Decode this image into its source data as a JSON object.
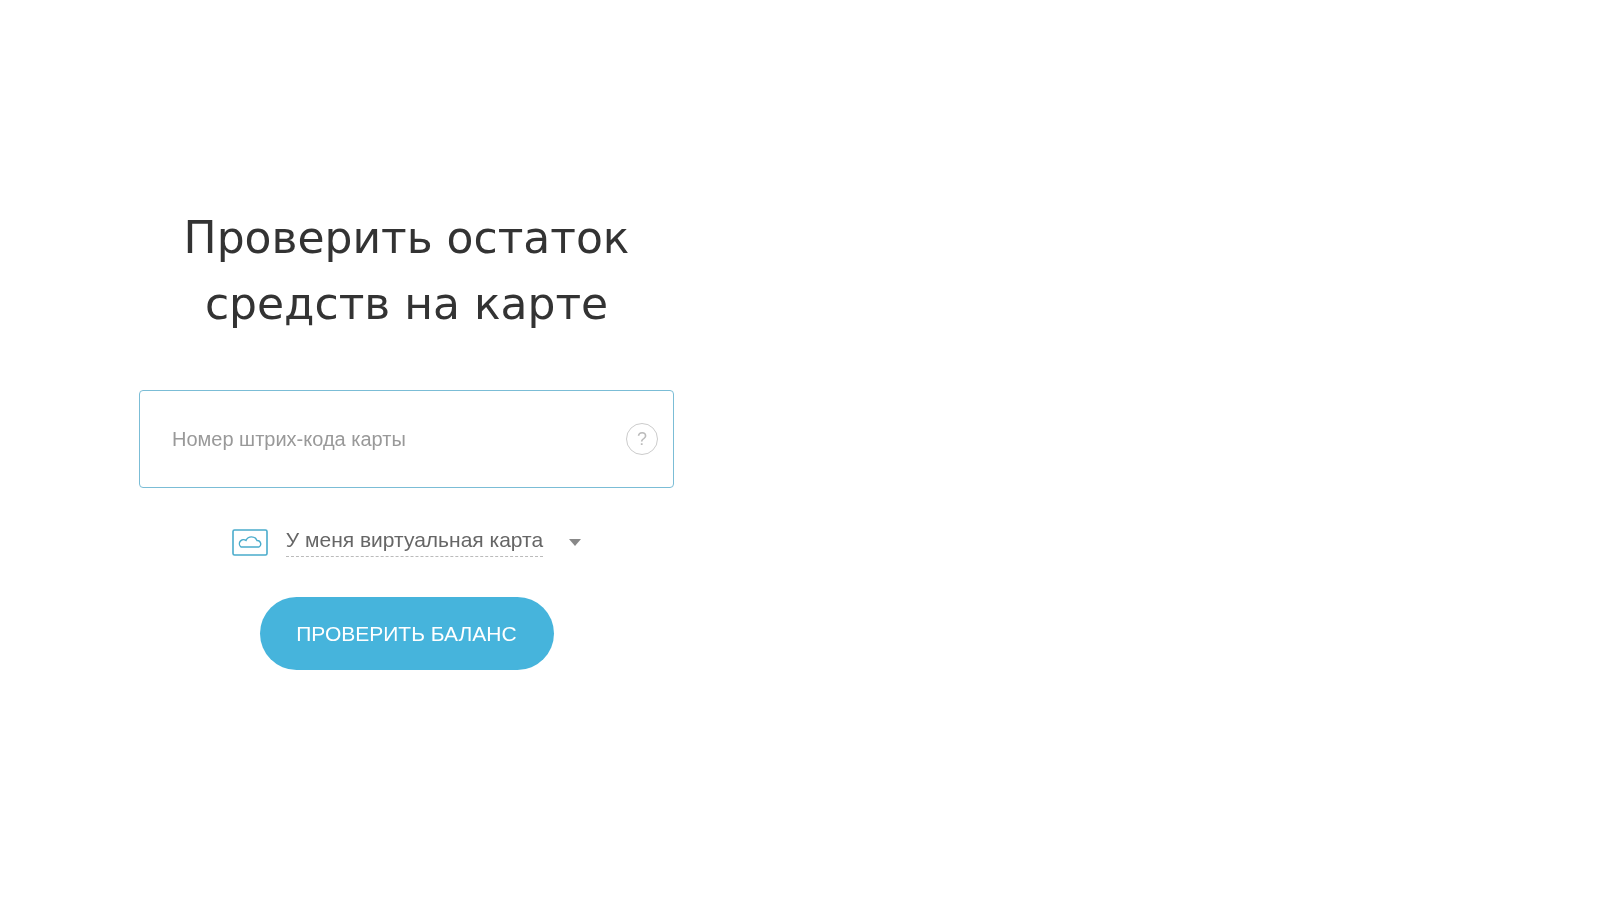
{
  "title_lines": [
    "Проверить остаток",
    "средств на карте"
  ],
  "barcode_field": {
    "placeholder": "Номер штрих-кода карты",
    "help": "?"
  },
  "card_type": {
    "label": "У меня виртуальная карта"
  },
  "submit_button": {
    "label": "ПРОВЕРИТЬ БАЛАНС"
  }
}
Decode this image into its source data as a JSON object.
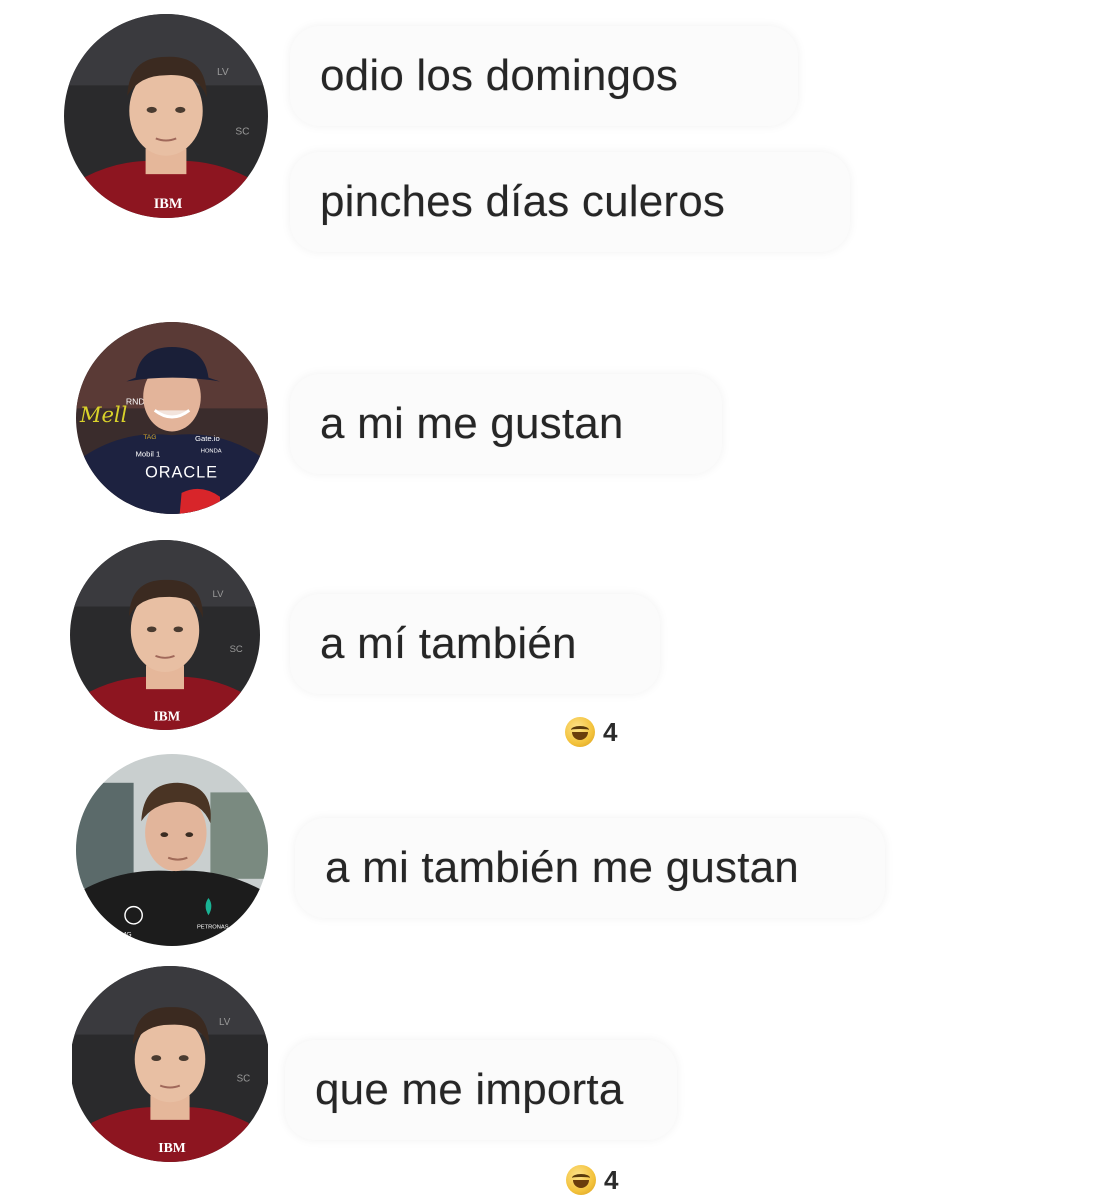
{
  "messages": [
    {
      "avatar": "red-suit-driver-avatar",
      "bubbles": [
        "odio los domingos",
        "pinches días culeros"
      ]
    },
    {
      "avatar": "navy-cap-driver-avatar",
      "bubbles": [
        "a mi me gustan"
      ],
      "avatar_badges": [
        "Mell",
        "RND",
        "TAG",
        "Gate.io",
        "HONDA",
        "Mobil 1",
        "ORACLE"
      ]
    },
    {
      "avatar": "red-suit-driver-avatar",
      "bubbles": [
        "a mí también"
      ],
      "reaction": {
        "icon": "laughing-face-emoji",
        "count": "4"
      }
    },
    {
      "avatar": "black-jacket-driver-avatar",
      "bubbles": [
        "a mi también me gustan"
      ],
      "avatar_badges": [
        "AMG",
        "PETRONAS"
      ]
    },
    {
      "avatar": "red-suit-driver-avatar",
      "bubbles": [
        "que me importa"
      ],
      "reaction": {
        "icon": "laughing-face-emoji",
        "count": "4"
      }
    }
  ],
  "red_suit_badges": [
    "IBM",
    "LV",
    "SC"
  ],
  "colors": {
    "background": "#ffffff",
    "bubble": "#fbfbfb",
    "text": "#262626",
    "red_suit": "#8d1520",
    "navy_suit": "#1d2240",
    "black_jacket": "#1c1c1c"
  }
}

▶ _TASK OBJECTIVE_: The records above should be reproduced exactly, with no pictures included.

▶ _ANSWER AREA_:
Decode this image into its source data as a JSON object.
{
  "title_lines": [
    "Проверить остаток",
    "средств на карте"
  ],
  "barcode_field": {
    "placeholder": "Номер штрих-кода карты",
    "help": "?"
  },
  "card_type": {
    "label": "У меня виртуальная карта"
  },
  "submit_button": {
    "label": "ПРОВЕРИТЬ БАЛАНС"
  }
}
Decode this image into its source data as a JSON object.
{
  "messages": [
    {
      "avatar": "red-suit-driver-avatar",
      "bubbles": [
        "odio los domingos",
        "pinches días culeros"
      ]
    },
    {
      "avatar": "navy-cap-driver-avatar",
      "bubbles": [
        "a mi me gustan"
      ],
      "avatar_badges": [
        "Mell",
        "RND",
        "TAG",
        "Gate.io",
        "HONDA",
        "Mobil 1",
        "ORACLE"
      ]
    },
    {
      "avatar": "red-suit-driver-avatar",
      "bubbles": [
        "a mí también"
      ],
      "reaction": {
        "icon": "laughing-face-emoji",
        "count": "4"
      }
    },
    {
      "avatar": "black-jacket-driver-avatar",
      "bubbles": [
        "a mi también me gustan"
      ],
      "avatar_badges": [
        "AMG",
        "PETRONAS"
      ]
    },
    {
      "avatar": "red-suit-driver-avatar",
      "bubbles": [
        "que me importa"
      ],
      "reaction": {
        "icon": "laughing-face-emoji",
        "count": "4"
      }
    }
  ],
  "red_suit_badges": [
    "IBM",
    "LV",
    "SC"
  ],
  "colors": {
    "background": "#ffffff",
    "bubble": "#fbfbfb",
    "text": "#262626",
    "red_suit": "#8d1520",
    "navy_suit": "#1d2240",
    "black_jacket": "#1c1c1c"
  }
}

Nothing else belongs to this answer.